Roberts’ average per catch is better due to having 9.8 yards per target to 6.5 for Patterson according to PlayerProfiler.com. Roberts also had 21 red zone targets to only eight for Roberts. So their pure statistical seasons have to be counted as a wash.
Roberts played hurt in 2016 while Patterson had bad quarterbacks his whole career. We’re talking about Matt Cassel, Christian Ponder, Josh Freeman, Shaun Hill, Sam Bradford and Teddy Bridgewater as a rookie. So the degree of difficulty is a wash too.
Fit with the team is also a wash because it depends on how the Raiders use their No. 3 receiver. If they want him in the to be a slot, they’ll stay with Roberts. But if they want Cooper to work out of the slot, they can use Patterson’s speed outside.
That speed, hands and ability to run after the catch are Patterson’s advantages. Route-running and intangibles and being there the last two years are Roberts’ advantages. And after Round 1, (one preseason game) I have it close, but Patterson is slightly ahead.
They both had a couple of short catches in the short time they were in the game. Roberts went for 14 yards while Patterson was able to turn a short pass into a 17-yard play with that ability after the catch. They have until the third preseason game to lock things down so stay tuned.
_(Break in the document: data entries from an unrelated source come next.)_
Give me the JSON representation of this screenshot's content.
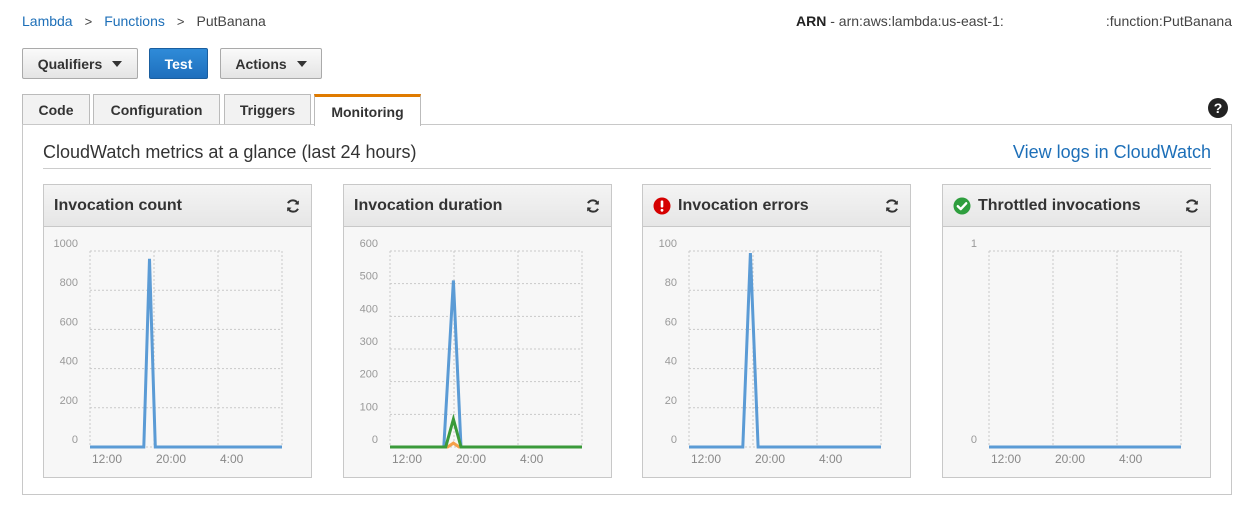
{
  "breadcrumb": {
    "lambda": "Lambda",
    "functions": "Functions",
    "current": "PutBanana",
    "separator": ">"
  },
  "arn": {
    "label": "ARN",
    "prefix": "- arn:aws:lambda:us-east-1:",
    "suffix": ":function:PutBanana"
  },
  "toolbar": {
    "qualifiers": "Qualifiers",
    "test": "Test",
    "actions": "Actions"
  },
  "tabs": [
    {
      "label": "Code"
    },
    {
      "label": "Configuration"
    },
    {
      "label": "Triggers"
    },
    {
      "label": "Monitoring",
      "active": true
    }
  ],
  "help_icon": "question-circle-icon",
  "monitoring": {
    "title": "CloudWatch metrics at a glance (last 24 hours)",
    "view_logs": "View logs in CloudWatch"
  },
  "colors": {
    "link": "#1d6fb8",
    "tab_accent": "#e07b00",
    "series_blue": "#5b9bd5",
    "series_orange": "#f5a04a",
    "series_green": "#3a9a3a",
    "error_red": "#d50000",
    "ok_green": "#2e9e3e"
  },
  "chart_data": [
    {
      "type": "line",
      "title": "Invocation count",
      "status_icon": null,
      "x_ticks": [
        "12:00",
        "20:00",
        "4:00"
      ],
      "y_ticks": [
        "0",
        "200",
        "400",
        "600",
        "800",
        "1000"
      ],
      "ylim": [
        0,
        1000
      ],
      "series": [
        {
          "color": "#5b9bd5",
          "points": [
            [
              0,
              0
            ],
            [
              0.28,
              0
            ],
            [
              0.31,
              960
            ],
            [
              0.34,
              0
            ],
            [
              1,
              0
            ]
          ]
        }
      ]
    },
    {
      "type": "line",
      "title": "Invocation duration",
      "status_icon": null,
      "x_ticks": [
        "12:00",
        "20:00",
        "4:00"
      ],
      "y_ticks": [
        "0",
        "100",
        "200",
        "300",
        "400",
        "500",
        "600"
      ],
      "ylim": [
        0,
        600
      ],
      "series": [
        {
          "color": "#5b9bd5",
          "points": [
            [
              0,
              0
            ],
            [
              0.28,
              0
            ],
            [
              0.33,
              510
            ],
            [
              0.37,
              0
            ],
            [
              1,
              0
            ]
          ]
        },
        {
          "color": "#f5a04a",
          "points": [
            [
              0,
              0
            ],
            [
              0.3,
              0
            ],
            [
              0.33,
              12
            ],
            [
              0.36,
              0
            ],
            [
              1,
              0
            ]
          ]
        },
        {
          "color": "#3a9a3a",
          "points": [
            [
              0,
              0
            ],
            [
              0.29,
              0
            ],
            [
              0.33,
              85
            ],
            [
              0.37,
              0
            ],
            [
              1,
              0
            ]
          ]
        }
      ]
    },
    {
      "type": "line",
      "title": "Invocation errors",
      "status_icon": "error-icon",
      "x_ticks": [
        "12:00",
        "20:00",
        "4:00"
      ],
      "y_ticks": [
        "0",
        "20",
        "40",
        "60",
        "80",
        "100"
      ],
      "ylim": [
        0,
        100
      ],
      "series": [
        {
          "color": "#5b9bd5",
          "points": [
            [
              0,
              0
            ],
            [
              0.28,
              0
            ],
            [
              0.32,
              99
            ],
            [
              0.36,
              0
            ],
            [
              1,
              0
            ]
          ]
        }
      ]
    },
    {
      "type": "line",
      "title": "Throttled invocations",
      "status_icon": "ok-icon",
      "x_ticks": [
        "12:00",
        "20:00",
        "4:00"
      ],
      "y_ticks": [
        "0",
        "1"
      ],
      "ylim": [
        0,
        1
      ],
      "series": [
        {
          "color": "#5b9bd5",
          "points": [
            [
              0,
              0
            ],
            [
              1,
              0
            ]
          ]
        }
      ]
    }
  ]
}
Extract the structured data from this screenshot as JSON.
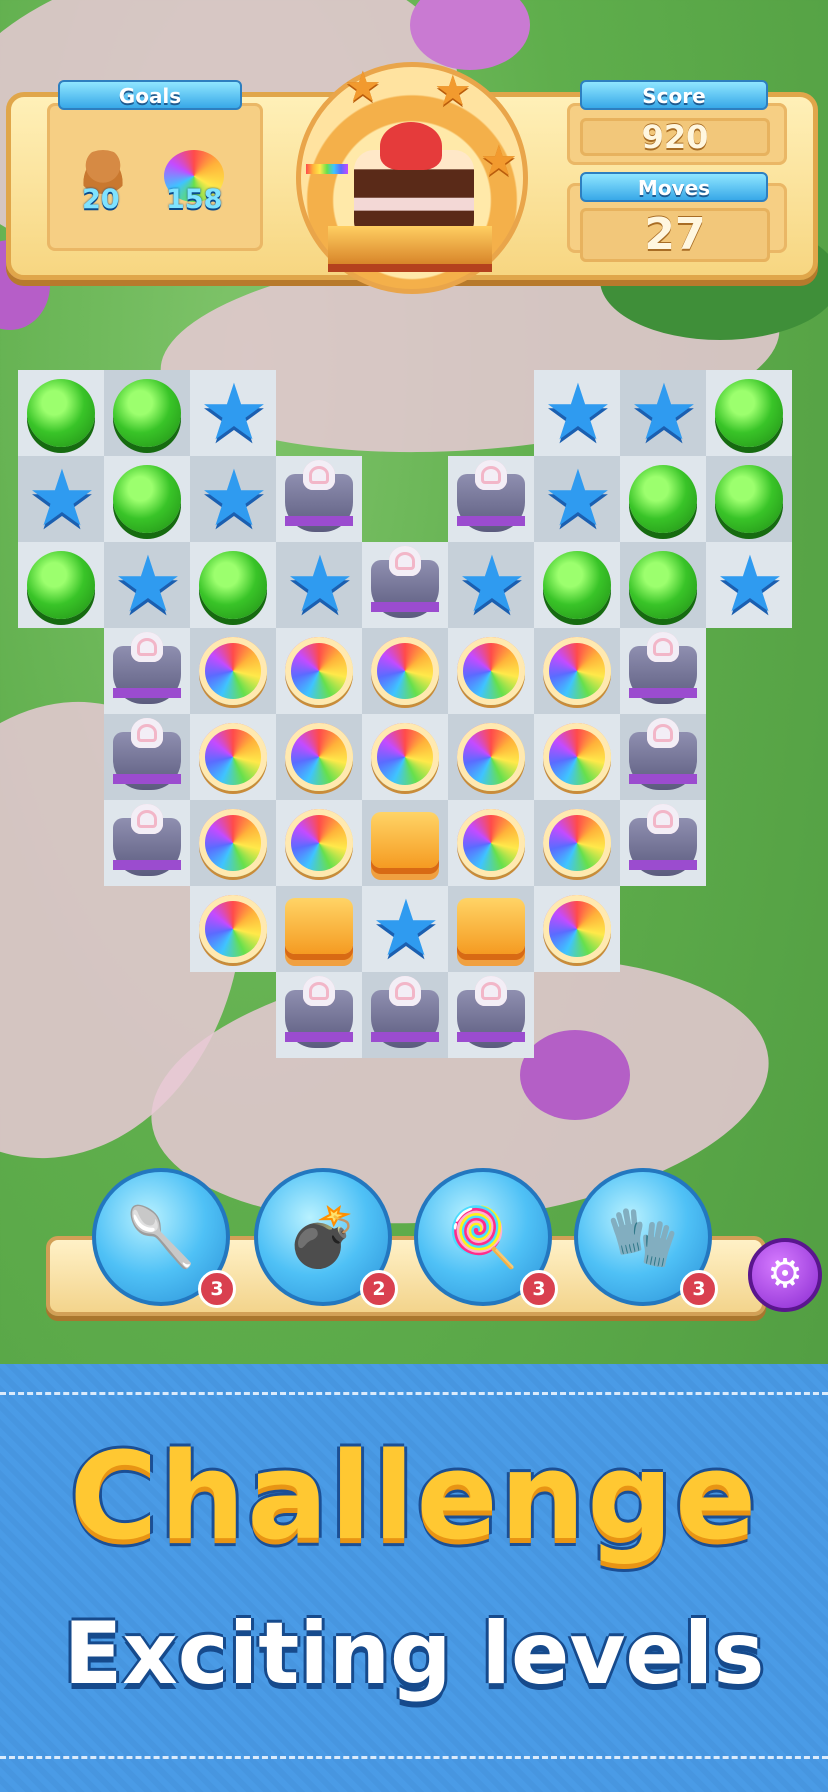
{
  "hud": {
    "goals_label": "Goals",
    "goals": [
      {
        "icon": "gingerbread-icon",
        "count": "20"
      },
      {
        "icon": "rainbow-candy-icon",
        "count": "158"
      }
    ],
    "score_label": "Score",
    "score_value": "920",
    "moves_label": "Moves",
    "moves_value": "27",
    "target_icon": "cake-icon",
    "stars_earned": 3
  },
  "board": {
    "rows": [
      [
        "green",
        "green",
        "blue",
        null,
        null,
        null,
        "blue",
        "blue",
        "green"
      ],
      [
        "blue",
        "green",
        "blue",
        "hat",
        null,
        "hat",
        "blue",
        "green",
        "green"
      ],
      [
        "green",
        "blue",
        "green",
        "blue",
        "hat",
        "blue",
        "green",
        "green",
        "blue"
      ],
      [
        null,
        "hat",
        "rainbow",
        "rainbow",
        "rainbow",
        "rainbow",
        "rainbow",
        "hat",
        null
      ],
      [
        null,
        "hat",
        "rainbow",
        "rainbow",
        "rainbow",
        "rainbow",
        "rainbow",
        "hat",
        null
      ],
      [
        null,
        "hat",
        "rainbow",
        "rainbow",
        "orange",
        "rainbow",
        "rainbow",
        "hat",
        null
      ],
      [
        null,
        null,
        "rainbow",
        "orange",
        "blue",
        "orange",
        "rainbow",
        null,
        null
      ],
      [
        null,
        null,
        null,
        "hat",
        "hat",
        "hat",
        null,
        null,
        null
      ]
    ]
  },
  "boosters": [
    {
      "icon": "spoon-icon",
      "count": "3"
    },
    {
      "icon": "bomb-icon",
      "count": "2"
    },
    {
      "icon": "lollipop-icon",
      "count": "3"
    },
    {
      "icon": "glove-icon",
      "count": "3"
    }
  ],
  "settings_icon": "gear-icon",
  "promo": {
    "headline": "Challenge",
    "subheadline": "Exciting levels"
  }
}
Who takes the field as the Raiders third receiver come the regular season?
This poll is closed
Someone else (specify in comments)